**Required action**
Wherever the word "code" occurs in the lines below, copy the whole line.

*** Data to process

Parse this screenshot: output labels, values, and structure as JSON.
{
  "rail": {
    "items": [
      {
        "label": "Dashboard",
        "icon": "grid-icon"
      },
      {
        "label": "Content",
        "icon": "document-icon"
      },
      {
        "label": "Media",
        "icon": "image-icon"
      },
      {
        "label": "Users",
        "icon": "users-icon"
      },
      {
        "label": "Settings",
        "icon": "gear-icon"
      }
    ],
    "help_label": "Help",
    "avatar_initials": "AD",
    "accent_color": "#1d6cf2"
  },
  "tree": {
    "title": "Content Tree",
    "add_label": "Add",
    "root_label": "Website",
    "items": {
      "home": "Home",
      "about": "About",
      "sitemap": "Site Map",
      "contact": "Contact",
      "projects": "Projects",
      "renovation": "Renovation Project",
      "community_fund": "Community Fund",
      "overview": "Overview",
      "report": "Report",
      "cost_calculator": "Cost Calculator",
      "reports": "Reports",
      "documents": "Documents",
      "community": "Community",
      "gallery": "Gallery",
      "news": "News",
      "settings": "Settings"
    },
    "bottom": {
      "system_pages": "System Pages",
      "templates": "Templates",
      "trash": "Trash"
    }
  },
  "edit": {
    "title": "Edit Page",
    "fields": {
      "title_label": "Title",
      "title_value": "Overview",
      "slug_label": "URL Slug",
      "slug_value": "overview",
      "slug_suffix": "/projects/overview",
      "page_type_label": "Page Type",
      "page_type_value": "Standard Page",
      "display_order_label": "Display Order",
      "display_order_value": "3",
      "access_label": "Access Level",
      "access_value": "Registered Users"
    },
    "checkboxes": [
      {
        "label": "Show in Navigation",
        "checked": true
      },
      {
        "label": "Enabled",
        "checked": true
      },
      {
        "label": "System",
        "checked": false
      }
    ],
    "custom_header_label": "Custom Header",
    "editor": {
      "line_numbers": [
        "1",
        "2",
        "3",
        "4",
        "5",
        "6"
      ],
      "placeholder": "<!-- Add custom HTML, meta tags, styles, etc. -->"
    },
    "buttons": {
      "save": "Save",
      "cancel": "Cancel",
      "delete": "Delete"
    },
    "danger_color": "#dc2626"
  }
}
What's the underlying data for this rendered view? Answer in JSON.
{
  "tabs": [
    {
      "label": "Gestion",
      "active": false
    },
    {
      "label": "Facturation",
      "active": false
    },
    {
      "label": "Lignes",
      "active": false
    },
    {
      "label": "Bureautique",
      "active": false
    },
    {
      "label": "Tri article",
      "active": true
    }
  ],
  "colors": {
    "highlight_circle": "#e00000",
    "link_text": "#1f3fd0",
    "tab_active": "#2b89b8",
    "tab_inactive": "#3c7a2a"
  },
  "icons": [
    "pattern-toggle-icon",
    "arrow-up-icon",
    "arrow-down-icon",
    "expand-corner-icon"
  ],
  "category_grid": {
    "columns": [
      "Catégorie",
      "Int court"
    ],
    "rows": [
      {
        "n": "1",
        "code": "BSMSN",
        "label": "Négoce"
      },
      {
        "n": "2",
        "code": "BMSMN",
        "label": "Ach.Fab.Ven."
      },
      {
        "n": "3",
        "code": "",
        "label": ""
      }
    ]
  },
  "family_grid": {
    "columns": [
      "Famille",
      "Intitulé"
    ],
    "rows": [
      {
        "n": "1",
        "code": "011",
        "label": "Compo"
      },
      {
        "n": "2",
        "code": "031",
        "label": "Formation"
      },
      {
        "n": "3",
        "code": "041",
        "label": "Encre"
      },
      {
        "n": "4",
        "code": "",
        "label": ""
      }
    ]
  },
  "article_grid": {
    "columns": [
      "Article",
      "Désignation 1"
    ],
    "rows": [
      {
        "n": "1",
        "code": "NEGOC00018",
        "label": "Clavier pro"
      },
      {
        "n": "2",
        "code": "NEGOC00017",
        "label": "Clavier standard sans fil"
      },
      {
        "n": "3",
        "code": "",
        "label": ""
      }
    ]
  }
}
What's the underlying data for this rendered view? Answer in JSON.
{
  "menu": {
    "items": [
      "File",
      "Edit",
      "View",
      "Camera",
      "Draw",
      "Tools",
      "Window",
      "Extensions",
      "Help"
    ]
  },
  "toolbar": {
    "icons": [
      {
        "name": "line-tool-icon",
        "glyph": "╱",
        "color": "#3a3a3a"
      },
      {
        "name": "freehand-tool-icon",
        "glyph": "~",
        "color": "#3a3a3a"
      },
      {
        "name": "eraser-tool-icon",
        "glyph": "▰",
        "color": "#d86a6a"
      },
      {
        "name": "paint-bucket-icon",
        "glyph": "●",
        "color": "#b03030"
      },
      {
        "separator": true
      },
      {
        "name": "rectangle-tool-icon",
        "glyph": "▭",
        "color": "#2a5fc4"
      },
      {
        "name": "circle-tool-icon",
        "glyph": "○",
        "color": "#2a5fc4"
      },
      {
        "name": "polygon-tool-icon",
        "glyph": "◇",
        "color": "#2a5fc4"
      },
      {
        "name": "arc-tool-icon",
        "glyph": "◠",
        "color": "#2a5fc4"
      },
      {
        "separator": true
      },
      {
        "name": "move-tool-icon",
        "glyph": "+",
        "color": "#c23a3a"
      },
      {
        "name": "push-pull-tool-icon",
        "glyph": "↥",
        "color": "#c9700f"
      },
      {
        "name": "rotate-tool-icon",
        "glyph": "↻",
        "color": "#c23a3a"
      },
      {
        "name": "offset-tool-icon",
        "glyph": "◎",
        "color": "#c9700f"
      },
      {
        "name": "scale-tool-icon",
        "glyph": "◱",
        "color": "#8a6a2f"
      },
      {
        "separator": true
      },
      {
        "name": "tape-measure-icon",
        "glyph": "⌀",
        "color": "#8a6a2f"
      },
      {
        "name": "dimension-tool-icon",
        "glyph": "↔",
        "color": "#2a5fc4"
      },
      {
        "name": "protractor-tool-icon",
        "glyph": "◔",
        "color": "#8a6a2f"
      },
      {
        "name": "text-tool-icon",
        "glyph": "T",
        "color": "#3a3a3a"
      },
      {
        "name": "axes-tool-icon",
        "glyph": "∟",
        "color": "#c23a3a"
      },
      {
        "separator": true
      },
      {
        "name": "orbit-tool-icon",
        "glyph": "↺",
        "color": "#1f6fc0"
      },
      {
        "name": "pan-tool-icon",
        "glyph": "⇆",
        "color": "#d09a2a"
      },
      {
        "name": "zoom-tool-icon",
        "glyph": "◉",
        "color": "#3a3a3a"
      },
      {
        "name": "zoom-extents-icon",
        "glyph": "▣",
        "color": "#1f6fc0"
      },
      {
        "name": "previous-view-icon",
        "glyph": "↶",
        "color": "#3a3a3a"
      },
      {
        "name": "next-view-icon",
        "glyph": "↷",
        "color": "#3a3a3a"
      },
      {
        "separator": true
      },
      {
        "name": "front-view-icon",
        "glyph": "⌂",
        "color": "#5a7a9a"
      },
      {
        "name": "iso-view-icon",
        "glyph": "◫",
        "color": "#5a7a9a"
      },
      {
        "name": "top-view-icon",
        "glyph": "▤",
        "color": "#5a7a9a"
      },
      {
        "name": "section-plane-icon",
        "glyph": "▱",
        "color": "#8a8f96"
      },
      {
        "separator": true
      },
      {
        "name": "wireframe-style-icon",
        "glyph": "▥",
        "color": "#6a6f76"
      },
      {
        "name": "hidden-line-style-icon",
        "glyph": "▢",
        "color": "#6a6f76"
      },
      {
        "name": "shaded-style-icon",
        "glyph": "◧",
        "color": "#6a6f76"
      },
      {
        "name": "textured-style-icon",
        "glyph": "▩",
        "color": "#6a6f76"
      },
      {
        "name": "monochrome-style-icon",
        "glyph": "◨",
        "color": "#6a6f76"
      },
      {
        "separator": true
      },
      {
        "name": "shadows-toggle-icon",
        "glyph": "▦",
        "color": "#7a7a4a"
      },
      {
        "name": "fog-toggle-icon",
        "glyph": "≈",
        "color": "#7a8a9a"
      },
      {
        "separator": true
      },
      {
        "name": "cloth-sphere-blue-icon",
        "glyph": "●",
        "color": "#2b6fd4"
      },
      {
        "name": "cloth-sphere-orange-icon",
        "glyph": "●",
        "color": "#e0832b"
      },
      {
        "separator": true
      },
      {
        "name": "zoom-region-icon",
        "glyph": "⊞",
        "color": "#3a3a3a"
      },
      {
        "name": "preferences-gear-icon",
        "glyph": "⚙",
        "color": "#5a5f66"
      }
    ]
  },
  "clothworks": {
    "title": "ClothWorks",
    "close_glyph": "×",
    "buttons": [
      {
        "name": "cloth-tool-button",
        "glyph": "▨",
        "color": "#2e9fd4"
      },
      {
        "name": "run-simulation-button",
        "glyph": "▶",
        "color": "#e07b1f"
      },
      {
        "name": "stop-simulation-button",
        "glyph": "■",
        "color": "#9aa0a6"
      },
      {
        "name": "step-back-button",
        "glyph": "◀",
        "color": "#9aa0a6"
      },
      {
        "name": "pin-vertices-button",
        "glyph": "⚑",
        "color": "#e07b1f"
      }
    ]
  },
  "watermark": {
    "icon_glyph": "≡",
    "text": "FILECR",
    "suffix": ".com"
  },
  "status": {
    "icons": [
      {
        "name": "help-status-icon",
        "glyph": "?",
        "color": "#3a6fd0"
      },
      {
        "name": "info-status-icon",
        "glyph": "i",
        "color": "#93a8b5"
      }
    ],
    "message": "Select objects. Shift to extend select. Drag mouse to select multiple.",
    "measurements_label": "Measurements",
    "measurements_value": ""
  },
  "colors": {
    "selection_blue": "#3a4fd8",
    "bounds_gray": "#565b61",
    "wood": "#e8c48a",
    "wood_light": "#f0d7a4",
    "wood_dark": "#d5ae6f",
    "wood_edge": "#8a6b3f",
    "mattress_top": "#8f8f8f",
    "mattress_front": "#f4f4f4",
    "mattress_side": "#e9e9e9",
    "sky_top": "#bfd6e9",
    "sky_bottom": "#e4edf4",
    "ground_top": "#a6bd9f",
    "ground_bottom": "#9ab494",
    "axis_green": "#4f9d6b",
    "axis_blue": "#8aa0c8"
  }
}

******

**Written solution**
        "code": "BSMSN",
        "code": "BMSMN",
        "code": "",
        "code": "011",
        "code": "031",
        "code": "041",
        "code": "",
        "code": "NEGOC00018",
        "code": "NEGOC00017",
        "code": "",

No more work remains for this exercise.